Google is super secretive about its anti-aging research. No one knows why. - Julia Belluz - Vox - 2017
One of the biggest and most profitable companies in the world has taken an interest in aging research, with about as much funding as NIH’s entire budget for aging research, yet it’s remarkably opaque. Google also prides itself for being a leader on transparency and for its open culture. And we’re living in a time when the norms in science, particularly biomedical science, are centered around openness and data sharing. But these values have somehow eluded Calico.
Understanding Calico: Larry Page, Google Ventures, and the quest for immortality - Ben Popper, TheVerge, 2013
There is another, more practical reason why Google is increasingly interested in life sciences. The study of life science is increasingly about genetics, and genetics is becoming a question of computing power and machine learning.

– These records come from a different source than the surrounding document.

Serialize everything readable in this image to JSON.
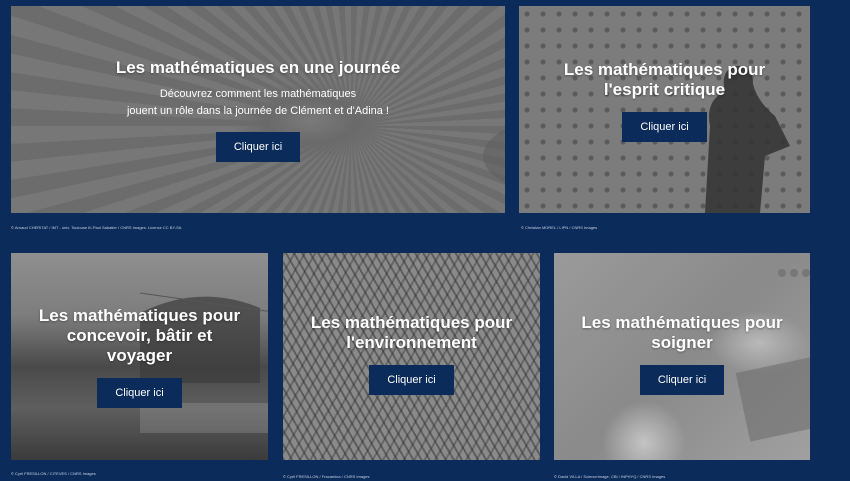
{
  "colors": {
    "background": "#0b2b5a",
    "button_bg": "#0b2b5a",
    "text": "#ffffff"
  },
  "cards": [
    {
      "title": "Les mathématiques en une journée",
      "description_line1": "Découvrez comment les mathématiques",
      "description_line2": "jouent un rôle dans la journée de Clément et d'Adina !",
      "button_label": "Cliquer ici",
      "credit": "© Arnaud CHERITAT / IMT - univ. Toulouse III-Paul Sabatier / CNRS Images. Licence CC BY-SA"
    },
    {
      "title_line1": "Les mathématiques pour",
      "title_line2": "l'esprit critique",
      "button_label": "Cliquer ici",
      "credit": "© Christian MOREL / LIPN / CNRS Images"
    },
    {
      "title_line1": "Les mathématiques pour",
      "title_line2": "concevoir, bâtir et",
      "title_line3": "voyager",
      "button_label": "Cliquer ici",
      "credit": "© Cyril FRESILLON / CITEVES / CNRS Images"
    },
    {
      "title_line1": "Les mathématiques pour",
      "title_line2": "l'environnement",
      "button_label": "Cliquer ici",
      "credit": "© Cyril FRESILLON / Fracamina / CNRS Images"
    },
    {
      "title_line1": "Les mathématiques pour",
      "title_line2": "soigner",
      "button_label": "Cliquer ici",
      "credit": "© David VILLA / ScienceImage, CBI / INPHYQ / CNRS Images"
    }
  ]
}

While the amount of venture capital funding flowing into the life sciences has dropped precipitously since 2008, Google Ventures has been one of the few Silicon Valley investors expanding its stake in this area. .../...
But as Google pushes further in the direction of radical life extension, it will likely incite a heated debate. Skeptics point out that without aging humanity may face a crisis of overpopulation, or at least an enormous imbalance between productive members of the workforce and older citizens eager for retirement. Anti-aging work also highlights the question of how best to dedicate resources to the acute illnesses that can take young lives, or the universal problem of aging.
Can Human Mortality Really Be Hacked? - Smithsonian - June 2017
[blockquote]The secretive Calico was established by Google, in collaboration with Apple chairman Arthur Levinson, to tackle the problem of aging. [/blockquote]